Dreary cubicle decor does little to stimulate the imagination and gets boring to look at after a while.
Feng shui is also all about “high energy” items, such as bright or colorful pieces of art, or photographs associated with happy memories. Again, if you’re in the skeptical school of thought when it comes to feng shui, try to look at the more logical benefits of such cubicle decorations. Multiple studies have shown color impacts ability to learn, creativity, and mood. Dreary cubicle decor does little to stimulate the imagination and gets boring to look at after a while. As for the photographs, I personally have pictures or decorations from friends or coworkers past which remind me of the good times and often inspire me in one way or another. I’m fairly certain a wall of gray would do very little to that effect.
One last tip is removing cubicle clutter or unnecessary papers from your work space. I’m all for cubicle organization as a method of improving productivity as is; it’s always better to be able to find what you’re looking for so as to not be distracted from the task at hand. Implementing an organizational strategy for both your physical files and your electronic ones will pay dividends in terms of lowering your office stress and time wasted spent looking for things.

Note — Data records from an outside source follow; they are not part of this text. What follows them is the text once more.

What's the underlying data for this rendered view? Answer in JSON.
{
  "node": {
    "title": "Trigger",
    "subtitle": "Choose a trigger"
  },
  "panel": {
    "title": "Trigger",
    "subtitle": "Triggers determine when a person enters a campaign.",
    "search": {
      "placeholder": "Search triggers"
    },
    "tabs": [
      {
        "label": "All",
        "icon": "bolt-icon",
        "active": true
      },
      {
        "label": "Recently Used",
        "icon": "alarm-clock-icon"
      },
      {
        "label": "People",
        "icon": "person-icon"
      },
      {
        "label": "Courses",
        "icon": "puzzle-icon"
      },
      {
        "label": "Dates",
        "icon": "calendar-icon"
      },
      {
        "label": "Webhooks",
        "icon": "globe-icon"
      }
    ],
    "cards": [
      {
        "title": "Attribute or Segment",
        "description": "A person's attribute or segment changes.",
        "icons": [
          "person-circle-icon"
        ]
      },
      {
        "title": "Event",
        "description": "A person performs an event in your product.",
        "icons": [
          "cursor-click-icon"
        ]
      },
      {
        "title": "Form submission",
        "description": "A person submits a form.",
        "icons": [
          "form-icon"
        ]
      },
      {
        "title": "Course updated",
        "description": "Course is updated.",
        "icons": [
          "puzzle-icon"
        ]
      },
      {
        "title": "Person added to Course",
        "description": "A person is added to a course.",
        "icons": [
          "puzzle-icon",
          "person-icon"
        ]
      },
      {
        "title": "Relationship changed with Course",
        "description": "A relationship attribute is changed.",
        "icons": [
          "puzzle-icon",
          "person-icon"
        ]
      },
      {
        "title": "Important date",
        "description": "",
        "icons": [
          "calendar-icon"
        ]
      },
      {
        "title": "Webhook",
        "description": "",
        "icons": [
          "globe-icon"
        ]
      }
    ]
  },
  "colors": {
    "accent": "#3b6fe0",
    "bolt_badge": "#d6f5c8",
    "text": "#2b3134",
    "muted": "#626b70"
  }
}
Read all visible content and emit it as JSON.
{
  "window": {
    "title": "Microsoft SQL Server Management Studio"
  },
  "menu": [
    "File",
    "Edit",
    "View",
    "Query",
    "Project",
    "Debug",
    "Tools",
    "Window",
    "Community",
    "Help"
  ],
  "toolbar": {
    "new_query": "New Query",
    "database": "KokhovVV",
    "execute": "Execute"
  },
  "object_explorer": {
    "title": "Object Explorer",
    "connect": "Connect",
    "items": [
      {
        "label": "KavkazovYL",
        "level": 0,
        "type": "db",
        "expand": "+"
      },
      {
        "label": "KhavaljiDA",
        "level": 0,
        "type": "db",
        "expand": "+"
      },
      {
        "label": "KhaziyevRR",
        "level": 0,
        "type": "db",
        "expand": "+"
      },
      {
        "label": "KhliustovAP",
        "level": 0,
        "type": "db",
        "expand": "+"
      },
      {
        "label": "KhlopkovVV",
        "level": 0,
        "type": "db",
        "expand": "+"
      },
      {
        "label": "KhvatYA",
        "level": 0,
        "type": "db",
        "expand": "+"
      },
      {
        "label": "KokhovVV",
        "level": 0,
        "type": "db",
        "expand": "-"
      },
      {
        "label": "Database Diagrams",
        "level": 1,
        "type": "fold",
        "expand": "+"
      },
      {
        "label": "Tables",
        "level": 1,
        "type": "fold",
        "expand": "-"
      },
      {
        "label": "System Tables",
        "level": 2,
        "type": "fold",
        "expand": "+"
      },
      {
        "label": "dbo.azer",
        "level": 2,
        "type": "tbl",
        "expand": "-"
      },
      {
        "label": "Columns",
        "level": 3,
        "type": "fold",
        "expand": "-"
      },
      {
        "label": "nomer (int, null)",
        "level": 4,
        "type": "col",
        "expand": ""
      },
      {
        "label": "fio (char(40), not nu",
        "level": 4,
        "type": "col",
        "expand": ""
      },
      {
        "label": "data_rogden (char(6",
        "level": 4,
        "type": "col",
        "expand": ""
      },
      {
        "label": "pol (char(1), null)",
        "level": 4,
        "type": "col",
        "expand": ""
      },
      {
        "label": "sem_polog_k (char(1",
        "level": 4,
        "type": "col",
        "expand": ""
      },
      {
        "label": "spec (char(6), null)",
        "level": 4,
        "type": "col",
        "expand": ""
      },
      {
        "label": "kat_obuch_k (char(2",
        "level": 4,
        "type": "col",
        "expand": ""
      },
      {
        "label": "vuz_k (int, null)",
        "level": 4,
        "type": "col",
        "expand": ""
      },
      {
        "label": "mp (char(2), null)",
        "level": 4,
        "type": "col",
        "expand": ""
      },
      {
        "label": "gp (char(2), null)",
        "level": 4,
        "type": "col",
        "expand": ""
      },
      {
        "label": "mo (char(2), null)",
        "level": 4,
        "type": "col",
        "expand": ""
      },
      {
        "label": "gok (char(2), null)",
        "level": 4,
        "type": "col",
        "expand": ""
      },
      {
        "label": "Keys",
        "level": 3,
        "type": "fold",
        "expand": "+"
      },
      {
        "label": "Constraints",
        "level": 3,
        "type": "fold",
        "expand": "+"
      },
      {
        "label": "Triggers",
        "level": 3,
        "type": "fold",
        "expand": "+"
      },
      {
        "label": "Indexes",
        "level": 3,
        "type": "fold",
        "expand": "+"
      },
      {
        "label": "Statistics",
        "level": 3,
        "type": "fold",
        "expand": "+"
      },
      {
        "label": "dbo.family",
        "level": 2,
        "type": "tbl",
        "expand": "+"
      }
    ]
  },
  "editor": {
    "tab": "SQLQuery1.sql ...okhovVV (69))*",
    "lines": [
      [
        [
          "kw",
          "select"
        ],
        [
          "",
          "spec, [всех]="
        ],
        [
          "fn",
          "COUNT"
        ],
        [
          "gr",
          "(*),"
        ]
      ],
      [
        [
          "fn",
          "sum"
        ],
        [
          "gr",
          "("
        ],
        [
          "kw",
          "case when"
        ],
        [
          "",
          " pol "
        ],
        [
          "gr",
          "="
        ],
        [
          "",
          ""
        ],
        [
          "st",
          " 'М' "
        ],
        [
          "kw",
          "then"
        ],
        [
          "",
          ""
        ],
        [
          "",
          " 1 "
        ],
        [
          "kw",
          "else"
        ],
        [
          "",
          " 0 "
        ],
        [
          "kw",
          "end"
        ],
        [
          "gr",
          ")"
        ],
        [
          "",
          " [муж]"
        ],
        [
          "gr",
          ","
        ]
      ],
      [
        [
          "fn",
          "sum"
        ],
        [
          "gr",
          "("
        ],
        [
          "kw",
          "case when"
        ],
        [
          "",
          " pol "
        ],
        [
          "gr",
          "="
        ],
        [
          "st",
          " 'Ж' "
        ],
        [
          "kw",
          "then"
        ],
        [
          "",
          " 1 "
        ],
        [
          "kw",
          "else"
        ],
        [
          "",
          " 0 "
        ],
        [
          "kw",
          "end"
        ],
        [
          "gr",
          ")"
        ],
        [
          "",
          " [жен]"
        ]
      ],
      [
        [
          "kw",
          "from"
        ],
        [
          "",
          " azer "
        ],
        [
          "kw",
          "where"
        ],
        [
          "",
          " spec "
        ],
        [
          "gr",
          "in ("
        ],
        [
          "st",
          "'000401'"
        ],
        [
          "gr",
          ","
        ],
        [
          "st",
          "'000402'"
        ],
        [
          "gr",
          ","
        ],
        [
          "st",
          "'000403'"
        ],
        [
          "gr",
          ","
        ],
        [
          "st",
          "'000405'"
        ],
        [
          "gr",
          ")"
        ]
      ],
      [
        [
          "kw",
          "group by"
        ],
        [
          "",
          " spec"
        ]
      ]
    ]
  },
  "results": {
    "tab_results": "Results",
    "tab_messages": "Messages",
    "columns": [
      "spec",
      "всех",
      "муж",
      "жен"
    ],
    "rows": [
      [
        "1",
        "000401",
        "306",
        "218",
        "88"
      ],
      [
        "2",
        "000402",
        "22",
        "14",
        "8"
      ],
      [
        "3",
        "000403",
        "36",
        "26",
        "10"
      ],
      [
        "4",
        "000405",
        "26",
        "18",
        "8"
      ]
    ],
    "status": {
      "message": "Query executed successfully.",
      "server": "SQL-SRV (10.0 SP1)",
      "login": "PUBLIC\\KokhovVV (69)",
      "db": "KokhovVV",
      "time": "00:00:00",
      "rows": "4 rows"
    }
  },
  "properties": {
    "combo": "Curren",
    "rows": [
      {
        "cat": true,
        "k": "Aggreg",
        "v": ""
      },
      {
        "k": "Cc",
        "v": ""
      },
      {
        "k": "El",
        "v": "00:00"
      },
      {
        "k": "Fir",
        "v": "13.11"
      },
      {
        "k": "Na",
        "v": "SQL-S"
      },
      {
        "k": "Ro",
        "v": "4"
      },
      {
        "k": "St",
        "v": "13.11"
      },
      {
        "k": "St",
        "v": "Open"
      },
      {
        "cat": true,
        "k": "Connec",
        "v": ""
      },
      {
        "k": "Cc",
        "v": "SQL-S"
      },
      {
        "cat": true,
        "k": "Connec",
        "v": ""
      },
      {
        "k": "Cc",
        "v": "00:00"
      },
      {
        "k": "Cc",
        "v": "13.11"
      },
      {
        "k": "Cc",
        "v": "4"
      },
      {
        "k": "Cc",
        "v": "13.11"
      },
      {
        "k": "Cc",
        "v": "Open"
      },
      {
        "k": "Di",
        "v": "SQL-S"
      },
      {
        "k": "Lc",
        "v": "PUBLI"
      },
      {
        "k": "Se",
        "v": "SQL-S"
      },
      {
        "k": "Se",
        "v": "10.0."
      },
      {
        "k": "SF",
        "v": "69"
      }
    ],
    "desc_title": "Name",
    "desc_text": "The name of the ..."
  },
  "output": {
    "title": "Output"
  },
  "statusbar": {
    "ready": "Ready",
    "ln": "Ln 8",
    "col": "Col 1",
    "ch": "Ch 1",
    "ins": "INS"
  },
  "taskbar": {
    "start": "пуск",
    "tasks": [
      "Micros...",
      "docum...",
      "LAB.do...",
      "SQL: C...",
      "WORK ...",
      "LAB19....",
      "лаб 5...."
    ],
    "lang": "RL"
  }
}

If you were already a feng shui believer, or feel yourself converting into one, feel free to read the full article on office cubicle feng shui. In the meantime, take my word that a few of these tips can actually help reduce your office stress quite a bit.